BEGIN GIVEN DATA
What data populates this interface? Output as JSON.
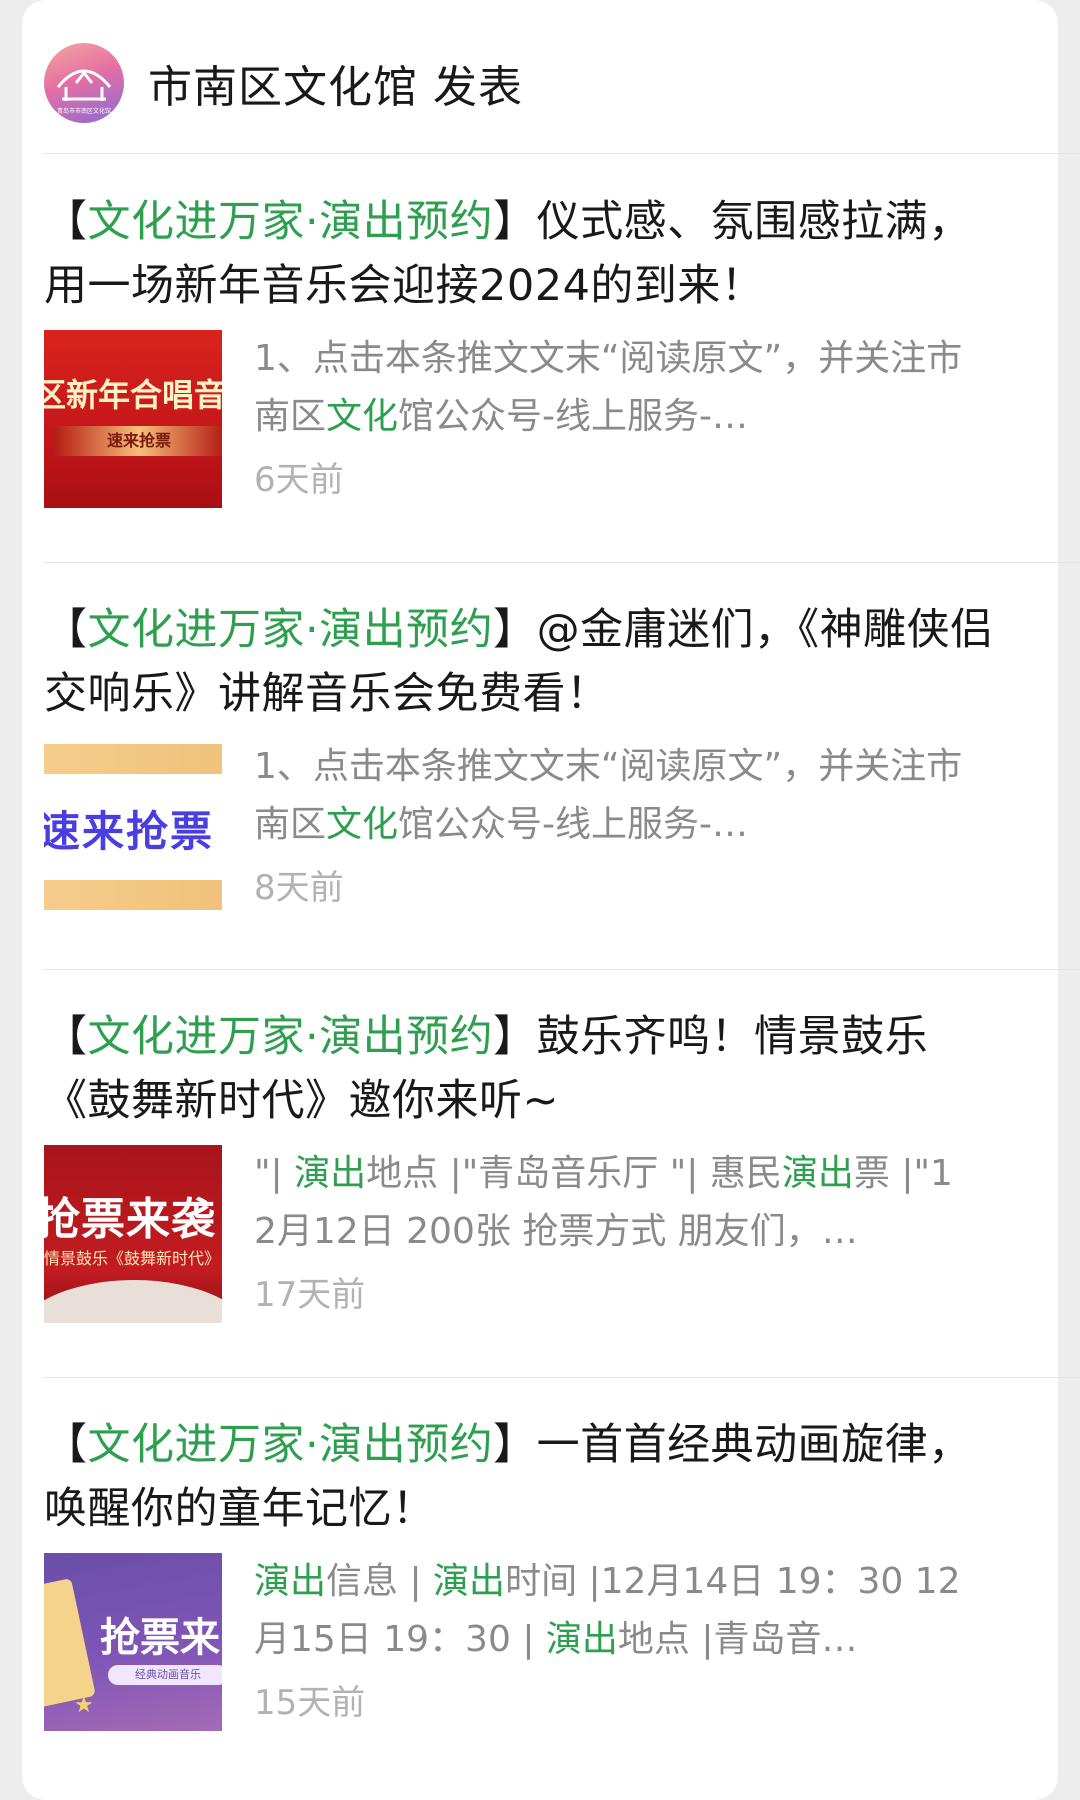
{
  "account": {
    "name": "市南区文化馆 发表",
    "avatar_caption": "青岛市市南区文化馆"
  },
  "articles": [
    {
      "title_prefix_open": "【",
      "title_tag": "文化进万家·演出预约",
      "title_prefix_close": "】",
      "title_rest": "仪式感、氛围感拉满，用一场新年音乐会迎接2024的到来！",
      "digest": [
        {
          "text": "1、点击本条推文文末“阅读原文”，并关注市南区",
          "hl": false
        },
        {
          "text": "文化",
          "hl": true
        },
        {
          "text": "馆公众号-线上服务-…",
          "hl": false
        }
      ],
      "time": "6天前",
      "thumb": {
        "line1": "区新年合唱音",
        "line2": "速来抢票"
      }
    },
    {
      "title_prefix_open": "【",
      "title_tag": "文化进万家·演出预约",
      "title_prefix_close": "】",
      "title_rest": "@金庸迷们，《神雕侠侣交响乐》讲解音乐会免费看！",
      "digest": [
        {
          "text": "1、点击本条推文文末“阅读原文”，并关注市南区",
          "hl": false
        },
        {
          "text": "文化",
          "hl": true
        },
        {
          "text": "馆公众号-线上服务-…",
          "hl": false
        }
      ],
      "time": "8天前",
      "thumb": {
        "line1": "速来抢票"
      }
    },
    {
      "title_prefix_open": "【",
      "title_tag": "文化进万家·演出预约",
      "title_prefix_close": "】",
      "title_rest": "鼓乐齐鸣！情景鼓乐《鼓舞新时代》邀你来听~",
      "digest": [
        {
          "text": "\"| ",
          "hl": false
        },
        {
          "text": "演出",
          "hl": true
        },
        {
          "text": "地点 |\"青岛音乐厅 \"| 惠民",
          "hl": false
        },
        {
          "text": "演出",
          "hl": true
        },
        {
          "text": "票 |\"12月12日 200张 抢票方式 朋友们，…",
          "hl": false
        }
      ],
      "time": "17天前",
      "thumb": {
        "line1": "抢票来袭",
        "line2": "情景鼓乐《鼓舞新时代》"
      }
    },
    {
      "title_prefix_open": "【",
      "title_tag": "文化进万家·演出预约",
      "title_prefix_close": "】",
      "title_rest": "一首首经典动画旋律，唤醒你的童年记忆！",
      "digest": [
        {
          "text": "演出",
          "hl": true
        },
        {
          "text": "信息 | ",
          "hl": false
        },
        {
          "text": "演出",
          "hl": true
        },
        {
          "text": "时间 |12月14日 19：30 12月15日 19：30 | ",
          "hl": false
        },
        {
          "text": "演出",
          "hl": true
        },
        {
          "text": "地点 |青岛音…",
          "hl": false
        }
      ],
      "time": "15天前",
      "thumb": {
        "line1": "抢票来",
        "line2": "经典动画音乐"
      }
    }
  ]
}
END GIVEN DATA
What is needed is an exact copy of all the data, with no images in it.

## TASK RESPONSE
What data populates this interface? Output as JSON.
{
  "account": {
    "name": "市南区文化馆 发表",
    "avatar_caption": "青岛市市南区文化馆"
  },
  "articles": [
    {
      "title_prefix_open": "【",
      "title_tag": "文化进万家·演出预约",
      "title_prefix_close": "】",
      "title_rest": "仪式感、氛围感拉满，用一场新年音乐会迎接2024的到来！",
      "digest": [
        {
          "text": "1、点击本条推文文末“阅读原文”，并关注市南区",
          "hl": false
        },
        {
          "text": "文化",
          "hl": true
        },
        {
          "text": "馆公众号-线上服务-…",
          "hl": false
        }
      ],
      "time": "6天前",
      "thumb": {
        "line1": "区新年合唱音",
        "line2": "速来抢票"
      }
    },
    {
      "title_prefix_open": "【",
      "title_tag": "文化进万家·演出预约",
      "title_prefix_close": "】",
      "title_rest": "@金庸迷们，《神雕侠侣交响乐》讲解音乐会免费看！",
      "digest": [
        {
          "text": "1、点击本条推文文末“阅读原文”，并关注市南区",
          "hl": false
        },
        {
          "text": "文化",
          "hl": true
        },
        {
          "text": "馆公众号-线上服务-…",
          "hl": false
        }
      ],
      "time": "8天前",
      "thumb": {
        "line1": "速来抢票"
      }
    },
    {
      "title_prefix_open": "【",
      "title_tag": "文化进万家·演出预约",
      "title_prefix_close": "】",
      "title_rest": "鼓乐齐鸣！情景鼓乐《鼓舞新时代》邀你来听~",
      "digest": [
        {
          "text": "\"| ",
          "hl": false
        },
        {
          "text": "演出",
          "hl": true
        },
        {
          "text": "地点 |\"青岛音乐厅 \"| 惠民",
          "hl": false
        },
        {
          "text": "演出",
          "hl": true
        },
        {
          "text": "票 |\"12月12日 200张 抢票方式 朋友们，…",
          "hl": false
        }
      ],
      "time": "17天前",
      "thumb": {
        "line1": "抢票来袭",
        "line2": "情景鼓乐《鼓舞新时代》"
      }
    },
    {
      "title_prefix_open": "【",
      "title_tag": "文化进万家·演出预约",
      "title_prefix_close": "】",
      "title_rest": "一首首经典动画旋律，唤醒你的童年记忆！",
      "digest": [
        {
          "text": "演出",
          "hl": true
        },
        {
          "text": "信息 | ",
          "hl": false
        },
        {
          "text": "演出",
          "hl": true
        },
        {
          "text": "时间 |12月14日 19：30 12月15日 19：30 | ",
          "hl": false
        },
        {
          "text": "演出",
          "hl": true
        },
        {
          "text": "地点 |青岛音…",
          "hl": false
        }
      ],
      "time": "15天前",
      "thumb": {
        "line1": "抢票来",
        "line2": "经典动画音乐"
      }
    }
  ]
}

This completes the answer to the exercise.